---------- Data shown ----------
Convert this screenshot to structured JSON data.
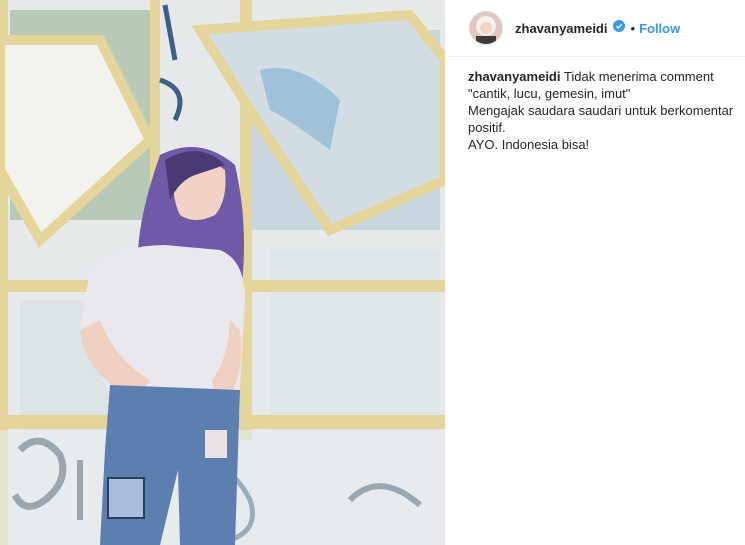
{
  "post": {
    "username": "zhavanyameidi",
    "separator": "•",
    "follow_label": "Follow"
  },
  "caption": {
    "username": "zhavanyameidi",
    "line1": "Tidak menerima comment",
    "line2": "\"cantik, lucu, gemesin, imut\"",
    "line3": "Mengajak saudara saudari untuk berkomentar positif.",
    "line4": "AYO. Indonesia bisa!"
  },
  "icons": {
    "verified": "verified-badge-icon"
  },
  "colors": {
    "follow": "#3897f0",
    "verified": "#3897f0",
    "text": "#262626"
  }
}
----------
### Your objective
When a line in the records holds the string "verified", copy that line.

### Solution to this task
    "verified": "verified-badge-icon"
    "verified": "#3897f0",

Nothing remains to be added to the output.